What constitutes a "secondary" issue within Christianity is not a difficult thing to determine. I don't think, anyway. There is constant debate about so-called secondary issues - those issues that are not essential to the Christian faith as far as salvation. Recently I have read a number of things about this, and quite a few people seem to think that secondary issues are made primary depending on who it is doing the deciding, and we'll never come to agreement. So, it's a hopeless topic. But, hey folks, I think it is easier than most people think.
The essentials of the Christian faith are not difficult to identify. The virgin birth, the real and actual death, burial and resurrection of Christ. The Lordship of Christ. The gospel. The second coming, and so on. These things have been held throughout history by the majority of the church, and they continue to be core beliefs. The early creeds are an example. Whether somebody drinks beer or wears certain clothes or allows their daughter to go to college or has a certain form of church government or whether women wear pants or even whether somebody sprinkles or dunks during baptism simply aren't essential doctrines. People make them out to be, and that's the problem. Denying that Jesus came in the flesh is a major problem, but denying that every last Christian child must be homeschooled isn't.

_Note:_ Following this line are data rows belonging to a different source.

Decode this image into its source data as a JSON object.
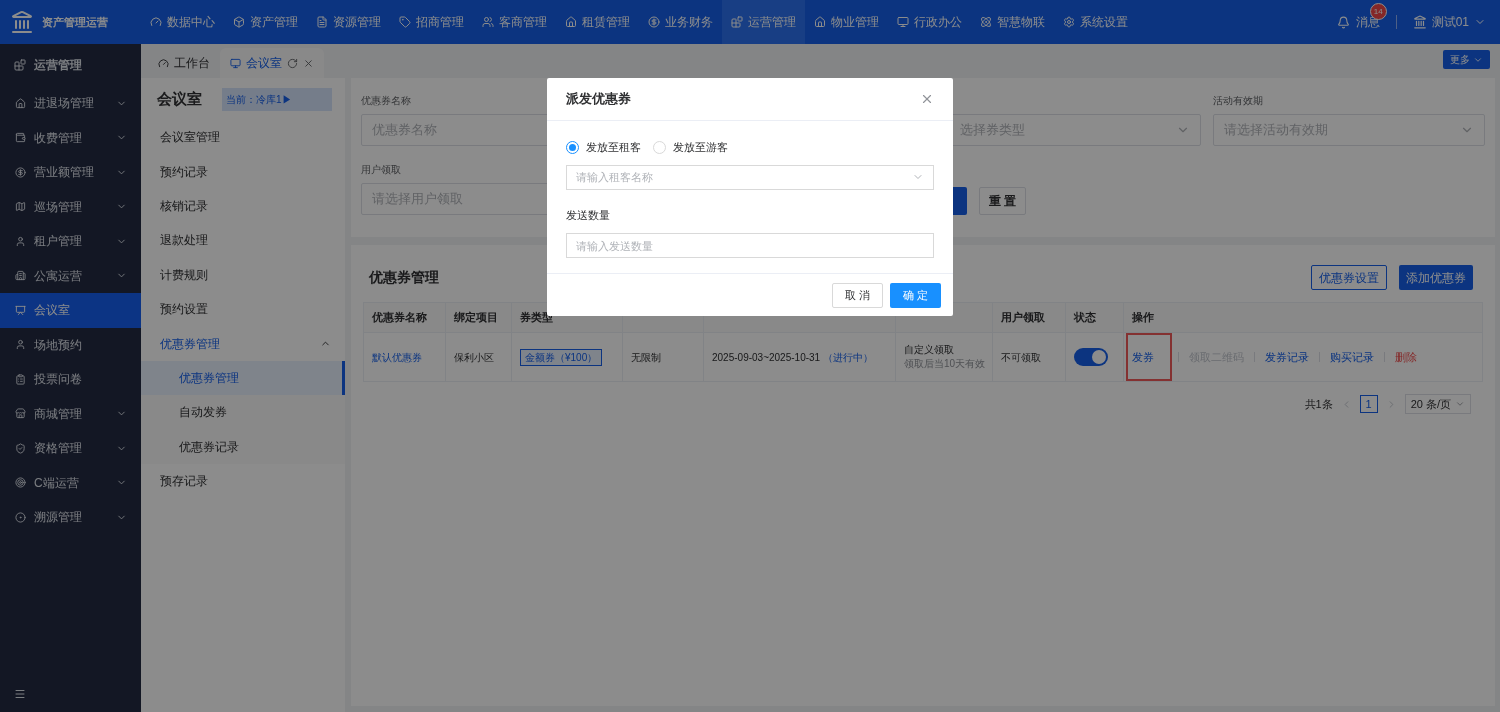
{
  "app": {
    "title": "资产管理运营"
  },
  "top_nav": [
    {
      "label": "数据中心",
      "selected": false
    },
    {
      "label": "资产管理",
      "selected": false
    },
    {
      "label": "资源管理",
      "selected": false
    },
    {
      "label": "招商管理",
      "selected": false
    },
    {
      "label": "客商管理",
      "selected": false
    },
    {
      "label": "租赁管理",
      "selected": false
    },
    {
      "label": "业务财务",
      "selected": false
    },
    {
      "label": "运营管理",
      "selected": true
    },
    {
      "label": "物业管理",
      "selected": false
    },
    {
      "label": "行政办公",
      "selected": false
    },
    {
      "label": "智慧物联",
      "selected": false
    },
    {
      "label": "系统设置",
      "selected": false
    }
  ],
  "notifications": {
    "label": "消息",
    "badge": "14"
  },
  "user": {
    "name": "测试01"
  },
  "sidebar": {
    "header": "运营管理",
    "items": [
      {
        "label": "进退场管理",
        "selected": false,
        "expandable": true
      },
      {
        "label": "收费管理",
        "selected": false,
        "expandable": true
      },
      {
        "label": "营业额管理",
        "selected": false,
        "expandable": true
      },
      {
        "label": "巡场管理",
        "selected": false,
        "expandable": true
      },
      {
        "label": "租户管理",
        "selected": false,
        "expandable": true
      },
      {
        "label": "公寓运营",
        "selected": false,
        "expandable": true
      },
      {
        "label": "会议室",
        "selected": true,
        "expandable": false
      },
      {
        "label": "场地预约",
        "selected": false,
        "expandable": false
      },
      {
        "label": "投票问卷",
        "selected": false,
        "expandable": false
      },
      {
        "label": "商城管理",
        "selected": false,
        "expandable": true
      },
      {
        "label": "资格管理",
        "selected": false,
        "expandable": true
      },
      {
        "label": "C端运营",
        "selected": false,
        "expandable": true
      },
      {
        "label": "溯源管理",
        "selected": false,
        "expandable": true
      }
    ]
  },
  "tabs": [
    {
      "label": "工作台",
      "selected": false
    },
    {
      "label": "会议室",
      "selected": true
    }
  ],
  "more_button": "更多",
  "submenu": {
    "title": "会议室",
    "current": "当前：冷库1▶",
    "items": [
      {
        "label": "会议室管理",
        "selected": false
      },
      {
        "label": "预约记录",
        "selected": false
      },
      {
        "label": "核销记录",
        "selected": false
      },
      {
        "label": "退款处理",
        "selected": false
      },
      {
        "label": "计费规则",
        "selected": false
      },
      {
        "label": "预约设置",
        "selected": false
      },
      {
        "label": "优惠券管理",
        "selected": false,
        "expanded": true,
        "children": [
          {
            "label": "优惠券管理",
            "selected": true
          },
          {
            "label": "自动发券",
            "selected": false
          },
          {
            "label": "优惠券记录",
            "selected": false
          }
        ]
      },
      {
        "label": "预存记录",
        "selected": false
      }
    ]
  },
  "filters": {
    "fields": [
      {
        "label": "优惠券名称",
        "placeholder": "优惠券名称",
        "kind": "input"
      },
      {
        "placeholder": "选择券类型",
        "kind": "select"
      },
      {
        "label": "活动有效期",
        "placeholder": "请选择活动有效期",
        "kind": "select"
      },
      {
        "label": "用户领取",
        "placeholder": "请选择用户领取",
        "kind": "input"
      }
    ],
    "reset_button": "重 置"
  },
  "coupons": {
    "title": "优惠券管理",
    "buttons": [
      {
        "label": "优惠券设置",
        "kind": "outline"
      },
      {
        "label": "添加优惠券",
        "kind": "primary"
      }
    ],
    "columns": [
      "优惠券名称",
      "绑定项目",
      "券类型",
      "用户领取",
      "状态",
      "操作"
    ],
    "rows": [
      {
        "name": "默认优惠券",
        "project": "保利小区",
        "type": "金额券（¥100）",
        "limit": "无限制",
        "period": "2025-09-03~2025-10-31",
        "period_status": "（进行中）",
        "claim": "自定义领取",
        "claim_note": "领取后当10天有效",
        "user_claim": "不可领取",
        "on": true,
        "actions": [
          {
            "label": "发券",
            "kind": "link",
            "highlighted": true
          },
          {
            "label": "领取二维码",
            "kind": "disabled",
            "highlighted": false
          },
          {
            "label": "发券记录",
            "kind": "link",
            "highlighted": false
          },
          {
            "label": "购买记录",
            "kind": "link",
            "highlighted": false
          },
          {
            "label": "删除",
            "kind": "danger",
            "highlighted": false
          }
        ]
      }
    ],
    "pagination": {
      "total": "共1条",
      "pages": [
        {
          "label": "1",
          "selected": true
        }
      ],
      "page_size": "20 条/页"
    }
  },
  "dialog": {
    "title": "派发优惠券",
    "options": [
      {
        "label": "发放至租客",
        "selected": true
      },
      {
        "label": "发放至游客",
        "selected": false
      }
    ],
    "tenant_placeholder": "请输入租客名称",
    "quantity_label": "发送数量",
    "quantity_placeholder": "请输入发送数量",
    "buttons": [
      {
        "label": "取 消",
        "kind": "default"
      },
      {
        "label": "确 定",
        "kind": "primary"
      }
    ]
  }
}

And there's a big difference between having convictions that you un-hypocritically hold to and judging other people based on those convictions. The list of trivial things that are used to judge and condemn people - even to an eternity in hell - doesn't end. Think about it. God is going to cast a professing Christian into the lake of fire on judgment day to spend an eternity in hell because they drank a beer now and then? Because they wear the latest fashions and dress well? God is going to let you into heaven but stick you in a golden corner with a jewel laden dunce cap on because you baptized people the wrong way? Think about what that means. We would be willing to wish the worst on our brothers and sisters because of our personal preferences and pet doctrines? What kind of Christian attitude is that? It's the kind of attitude that Jesus says will condemn the Pharisees.
I'm not claiming innocence on this, as I spent a good amount of time in legalistic churches and groups, and learned how to judge people harshly on secondary issues. But once God shows you the ugliness of it all, it is refreshing to not waste so much energy on condemning others. It's a freeing thing. And that's one of the things that Jesus came for.